An identical copy of all records below is to be written out.

:: Dataset rows describing interfaces ::
******

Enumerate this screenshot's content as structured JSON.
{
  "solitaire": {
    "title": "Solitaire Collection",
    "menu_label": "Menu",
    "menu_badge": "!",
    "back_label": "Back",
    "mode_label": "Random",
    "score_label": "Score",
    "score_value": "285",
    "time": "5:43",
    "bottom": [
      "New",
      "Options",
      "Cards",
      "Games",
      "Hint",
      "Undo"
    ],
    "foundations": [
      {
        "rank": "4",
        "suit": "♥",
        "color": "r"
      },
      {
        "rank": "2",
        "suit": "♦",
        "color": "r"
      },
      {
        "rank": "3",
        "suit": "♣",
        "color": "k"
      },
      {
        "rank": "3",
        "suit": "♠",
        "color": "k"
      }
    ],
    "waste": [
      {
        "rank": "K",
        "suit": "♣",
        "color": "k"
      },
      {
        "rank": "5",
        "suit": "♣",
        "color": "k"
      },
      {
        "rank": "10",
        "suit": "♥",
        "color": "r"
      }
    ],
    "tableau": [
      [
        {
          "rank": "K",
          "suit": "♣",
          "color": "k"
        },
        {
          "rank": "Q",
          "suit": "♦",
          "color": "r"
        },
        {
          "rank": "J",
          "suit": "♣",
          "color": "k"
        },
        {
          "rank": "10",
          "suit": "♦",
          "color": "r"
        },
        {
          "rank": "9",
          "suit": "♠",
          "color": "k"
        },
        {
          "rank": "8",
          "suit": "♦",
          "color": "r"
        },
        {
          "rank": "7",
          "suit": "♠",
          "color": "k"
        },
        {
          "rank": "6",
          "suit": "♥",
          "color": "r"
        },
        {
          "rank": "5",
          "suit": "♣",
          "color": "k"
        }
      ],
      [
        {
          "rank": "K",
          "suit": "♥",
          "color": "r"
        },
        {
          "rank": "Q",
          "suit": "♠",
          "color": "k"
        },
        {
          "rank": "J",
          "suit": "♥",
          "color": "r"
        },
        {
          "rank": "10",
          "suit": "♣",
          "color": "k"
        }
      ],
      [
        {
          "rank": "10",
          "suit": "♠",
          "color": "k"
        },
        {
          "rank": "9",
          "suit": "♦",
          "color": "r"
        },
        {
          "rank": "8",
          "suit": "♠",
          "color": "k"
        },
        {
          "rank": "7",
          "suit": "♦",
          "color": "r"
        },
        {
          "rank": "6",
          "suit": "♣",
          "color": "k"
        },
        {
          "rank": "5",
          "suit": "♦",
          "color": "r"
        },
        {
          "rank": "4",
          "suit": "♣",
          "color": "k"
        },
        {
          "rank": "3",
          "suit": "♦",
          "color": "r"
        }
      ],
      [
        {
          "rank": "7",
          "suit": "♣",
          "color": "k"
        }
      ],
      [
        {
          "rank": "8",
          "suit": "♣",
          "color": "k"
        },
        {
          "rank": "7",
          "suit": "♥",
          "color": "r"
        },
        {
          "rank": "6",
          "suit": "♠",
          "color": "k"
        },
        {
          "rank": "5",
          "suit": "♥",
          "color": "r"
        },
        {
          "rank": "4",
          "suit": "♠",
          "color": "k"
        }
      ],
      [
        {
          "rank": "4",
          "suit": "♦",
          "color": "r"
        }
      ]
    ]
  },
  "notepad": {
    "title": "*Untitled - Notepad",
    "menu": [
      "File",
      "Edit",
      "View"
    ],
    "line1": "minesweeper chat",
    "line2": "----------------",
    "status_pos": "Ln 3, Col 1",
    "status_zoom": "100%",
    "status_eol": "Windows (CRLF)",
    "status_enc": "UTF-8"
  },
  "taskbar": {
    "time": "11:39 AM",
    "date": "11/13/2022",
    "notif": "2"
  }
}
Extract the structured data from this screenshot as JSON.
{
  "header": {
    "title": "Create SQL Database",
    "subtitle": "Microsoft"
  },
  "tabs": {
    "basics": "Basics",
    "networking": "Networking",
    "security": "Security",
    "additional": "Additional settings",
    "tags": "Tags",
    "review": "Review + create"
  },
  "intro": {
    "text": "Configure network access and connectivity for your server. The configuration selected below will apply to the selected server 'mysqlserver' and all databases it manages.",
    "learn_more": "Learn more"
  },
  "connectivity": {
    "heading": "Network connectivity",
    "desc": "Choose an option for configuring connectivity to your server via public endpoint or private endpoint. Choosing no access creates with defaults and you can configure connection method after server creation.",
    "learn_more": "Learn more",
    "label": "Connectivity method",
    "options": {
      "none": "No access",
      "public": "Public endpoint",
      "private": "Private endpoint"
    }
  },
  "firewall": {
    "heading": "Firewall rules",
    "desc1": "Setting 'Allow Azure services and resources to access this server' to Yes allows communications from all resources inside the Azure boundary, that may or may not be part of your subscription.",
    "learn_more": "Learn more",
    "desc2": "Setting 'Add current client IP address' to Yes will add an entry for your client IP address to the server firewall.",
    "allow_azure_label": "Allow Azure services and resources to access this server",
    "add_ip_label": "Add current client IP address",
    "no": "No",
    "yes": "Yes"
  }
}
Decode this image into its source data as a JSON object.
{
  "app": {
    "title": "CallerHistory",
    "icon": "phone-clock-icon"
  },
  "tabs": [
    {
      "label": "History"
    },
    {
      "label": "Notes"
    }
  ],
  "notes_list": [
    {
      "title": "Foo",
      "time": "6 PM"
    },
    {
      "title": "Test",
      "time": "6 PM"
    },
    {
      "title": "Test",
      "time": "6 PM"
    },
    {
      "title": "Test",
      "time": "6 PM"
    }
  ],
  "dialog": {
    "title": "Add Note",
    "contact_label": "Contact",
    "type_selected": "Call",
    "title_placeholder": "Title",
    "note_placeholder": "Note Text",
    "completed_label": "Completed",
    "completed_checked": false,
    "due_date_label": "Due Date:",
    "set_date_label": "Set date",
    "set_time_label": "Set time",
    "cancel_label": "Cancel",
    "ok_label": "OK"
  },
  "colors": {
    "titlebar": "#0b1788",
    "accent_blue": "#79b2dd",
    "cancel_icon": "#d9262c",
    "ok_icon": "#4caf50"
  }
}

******

:: SOLUTION TO THIS EXERCISE ::
Enumerate this screenshot's content as structured JSON.
{
  "solitaire": {
    "title": "Solitaire Collection",
    "menu_label": "Menu",
    "menu_badge": "!",
    "back_label": "Back",
    "mode_label": "Random",
    "score_label": "Score",
    "score_value": "285",
    "time": "5:43",
    "bottom": [
      "New",
      "Options",
      "Cards",
      "Games",
      "Hint",
      "Undo"
    ],
    "foundations": [
      {
        "rank": "4",
        "suit": "♥",
        "color": "r"
      },
      {
        "rank": "2",
        "suit": "♦",
        "color": "r"
      },
      {
        "rank": "3",
        "suit": "♣",
        "color": "k"
      },
      {
        "rank": "3",
        "suit": "♠",
        "color": "k"
      }
    ],
    "waste": [
      {
        "rank": "K",
        "suit": "♣",
        "color": "k"
      },
      {
        "rank": "5",
        "suit": "♣",
        "color": "k"
      },
      {
        "rank": "10",
        "suit": "♥",
        "color": "r"
      }
    ],
    "tableau": [
      [
        {
          "rank": "K",
          "suit": "♣",
          "color": "k"
        },
        {
          "rank": "Q",
          "suit": "♦",
          "color": "r"
        },
        {
          "rank": "J",
          "suit": "♣",
          "color": "k"
        },
        {
          "rank": "10",
          "suit": "♦",
          "color": "r"
        },
        {
          "rank": "9",
          "suit": "♠",
          "color": "k"
        },
        {
          "rank": "8",
          "suit": "♦",
          "color": "r"
        },
        {
          "rank": "7",
          "suit": "♠",
          "color": "k"
        },
        {
          "rank": "6",
          "suit": "♥",
          "color": "r"
        },
        {
          "rank": "5",
          "suit": "♣",
          "color": "k"
        }
      ],
      [
        {
          "rank": "K",
          "suit": "♥",
          "color": "r"
        },
        {
          "rank": "Q",
          "suit": "♠",
          "color": "k"
        },
        {
          "rank": "J",
          "suit": "♥",
          "color": "r"
        },
        {
          "rank": "10",
          "suit": "♣",
          "color": "k"
        }
      ],
      [
        {
          "rank": "10",
          "suit": "♠",
          "color": "k"
        },
        {
          "rank": "9",
          "suit": "♦",
          "color": "r"
        },
        {
          "rank": "8",
          "suit": "♠",
          "color": "k"
        },
        {
          "rank": "7",
          "suit": "♦",
          "color": "r"
        },
        {
          "rank": "6",
          "suit": "♣",
          "color": "k"
        },
        {
          "rank": "5",
          "suit": "♦",
          "color": "r"
        },
        {
          "rank": "4",
          "suit": "♣",
          "color": "k"
        },
        {
          "rank": "3",
          "suit": "♦",
          "color": "r"
        }
      ],
      [
        {
          "rank": "7",
          "suit": "♣",
          "color": "k"
        }
      ],
      [
        {
          "rank": "8",
          "suit": "♣",
          "color": "k"
        },
        {
          "rank": "7",
          "suit": "♥",
          "color": "r"
        },
        {
          "rank": "6",
          "suit": "♠",
          "color": "k"
        },
        {
          "rank": "5",
          "suit": "♥",
          "color": "r"
        },
        {
          "rank": "4",
          "suit": "♠",
          "color": "k"
        }
      ],
      [
        {
          "rank": "4",
          "suit": "♦",
          "color": "r"
        }
      ]
    ]
  },
  "notepad": {
    "title": "*Untitled - Notepad",
    "menu": [
      "File",
      "Edit",
      "View"
    ],
    "line1": "minesweeper chat",
    "line2": "----------------",
    "status_pos": "Ln 3, Col 1",
    "status_zoom": "100%",
    "status_eol": "Windows (CRLF)",
    "status_enc": "UTF-8"
  },
  "taskbar": {
    "time": "11:39 AM",
    "date": "11/13/2022",
    "notif": "2"
  }
}
Extract the structured data from this screenshot as JSON.
{
  "header": {
    "title": "Create SQL Database",
    "subtitle": "Microsoft"
  },
  "tabs": {
    "basics": "Basics",
    "networking": "Networking",
    "security": "Security",
    "additional": "Additional settings",
    "tags": "Tags",
    "review": "Review + create"
  },
  "intro": {
    "text": "Configure network access and connectivity for your server. The configuration selected below will apply to the selected server 'mysqlserver' and all databases it manages.",
    "learn_more": "Learn more"
  },
  "connectivity": {
    "heading": "Network connectivity",
    "desc": "Choose an option for configuring connectivity to your server via public endpoint or private endpoint. Choosing no access creates with defaults and you can configure connection method after server creation.",
    "learn_more": "Learn more",
    "label": "Connectivity method",
    "options": {
      "none": "No access",
      "public": "Public endpoint",
      "private": "Private endpoint"
    }
  },
  "firewall": {
    "heading": "Firewall rules",
    "desc1": "Setting 'Allow Azure services and resources to access this server' to Yes allows communications from all resources inside the Azure boundary, that may or may not be part of your subscription.",
    "learn_more": "Learn more",
    "desc2": "Setting 'Add current client IP address' to Yes will add an entry for your client IP address to the server firewall.",
    "allow_azure_label": "Allow Azure services and resources to access this server",
    "add_ip_label": "Add current client IP address",
    "no": "No",
    "yes": "Yes"
  }
}
Decode this image into its source data as a JSON object.
{
  "app": {
    "title": "CallerHistory",
    "icon": "phone-clock-icon"
  },
  "tabs": [
    {
      "label": "History"
    },
    {
      "label": "Notes"
    }
  ],
  "notes_list": [
    {
      "title": "Foo",
      "time": "6 PM"
    },
    {
      "title": "Test",
      "time": "6 PM"
    },
    {
      "title": "Test",
      "time": "6 PM"
    },
    {
      "title": "Test",
      "time": "6 PM"
    }
  ],
  "dialog": {
    "title": "Add Note",
    "contact_label": "Contact",
    "type_selected": "Call",
    "title_placeholder": "Title",
    "note_placeholder": "Note Text",
    "completed_label": "Completed",
    "completed_checked": false,
    "due_date_label": "Due Date:",
    "set_date_label": "Set date",
    "set_time_label": "Set time",
    "cancel_label": "Cancel",
    "ok_label": "OK"
  },
  "colors": {
    "titlebar": "#0b1788",
    "accent_blue": "#79b2dd",
    "cancel_icon": "#d9262c",
    "ok_icon": "#4caf50"
  }
}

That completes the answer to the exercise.